I grew up hiking. Every summer, my family would travel to a number of national parks. I recall one particular trip when my dad and I decided to hike a mountain and ended up going off-trail, getting lost, and wandering for much longer than we should have. Yet, back in the day, this didn’t bother me. Back in the day, I could hike for days and days and never tire of the beauty of nature. So now, at thirty-one, what have I come to realize?
I don’t like hiking.
This may come as a shock to those of you who remember the Sara of her early twenties. As a college kid at Ohio University, I used to skip class to drive to Hocking Hills and hike strenuous trails by myself. I couldn’t be stopped. So what happened over the past ten years?
Arguably, I have finally become over-saturated with the hiking experience. Maybe I did too much hiking as a kid, and now, I just don’t want to do it anymore. Or even worse (gulp): I have officially become a city girl.I might have done better if not for the camping and the utter disgust with my own stink. Jake has often asked about my family vacations from my youth, and he doesn’t understand why my family never camped. We stayed in hotels. I never had a for sure answer to our lack of camping either, but I do now.

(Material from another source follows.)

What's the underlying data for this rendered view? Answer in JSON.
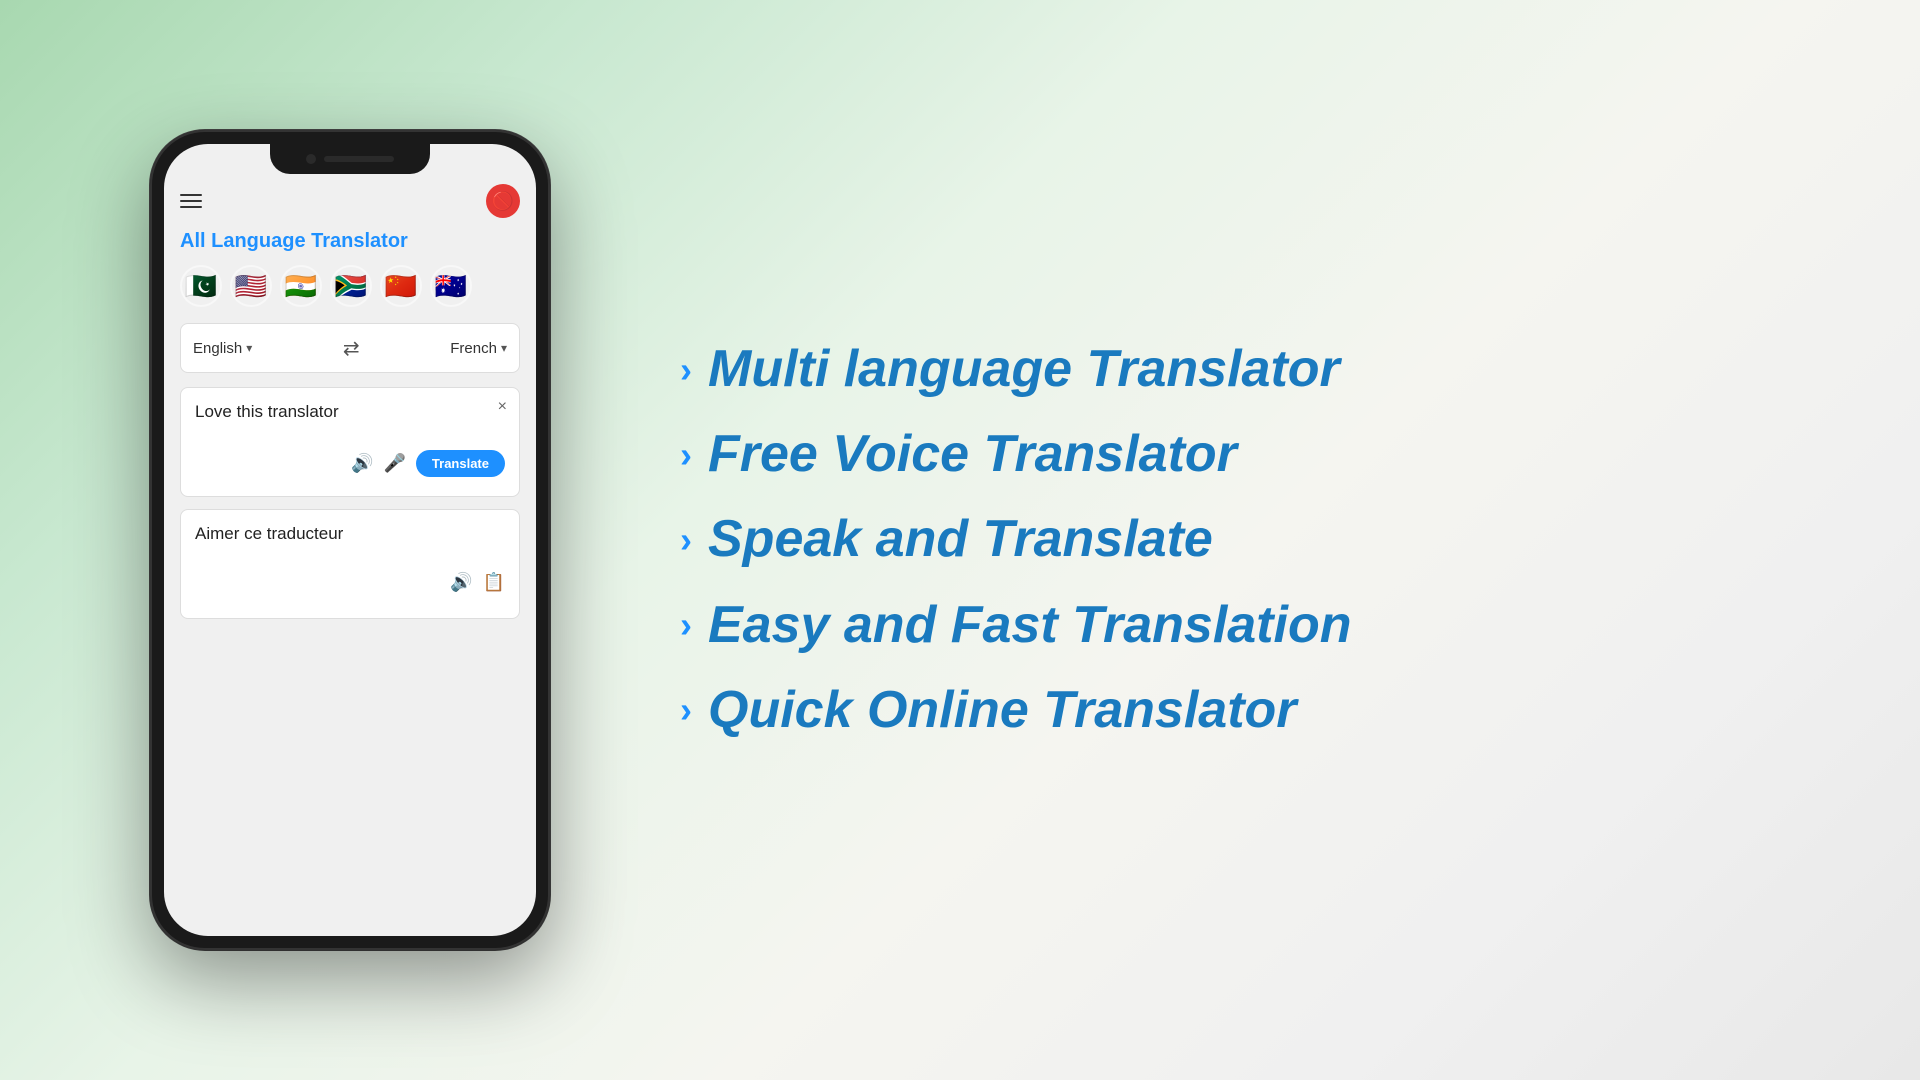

First of all, nobody sleeps well when camping. It’s very hard to hike for six hours when you haven’t had a good night of sleep. My parents understood this, which was why we stayed in places with beds and running water. More importantly, after a long day of hiking, I want a shower, a beer, and ESPN. These are behaviors learned from my father, because after a long day of hiking, this is what he did on our family trips.
Don’t get me wrong: I had a fabulous time this past week with our friends. We hiked the Narrows, which is my favorite hike, like, ever, because the whole time, you’re walking through a river. Yet, by the time we were finally driving home on Tuesday night, I was so, so done. I was ready for a shower, my bed, my dogs, and yes, my computer. I missed feeling like a girl, so yesterday, my gal pal and me got mani/pedis and went to Ulta for new makeup. I wore perfume. I shaved my legs. I went out in high heels. I was a woman again.
I’m not embarrassed to admit it: I’m now a city girl. I love nature, but I’d rather see it from the porch of a furnished cabin as opposed to through the zipper of a stinky tent. And I’d rather be in a pretty dress at happy hour than on a hiking trail. Ten years ago, I never would have seen this coming, but I now must admit: I’ve become a princess.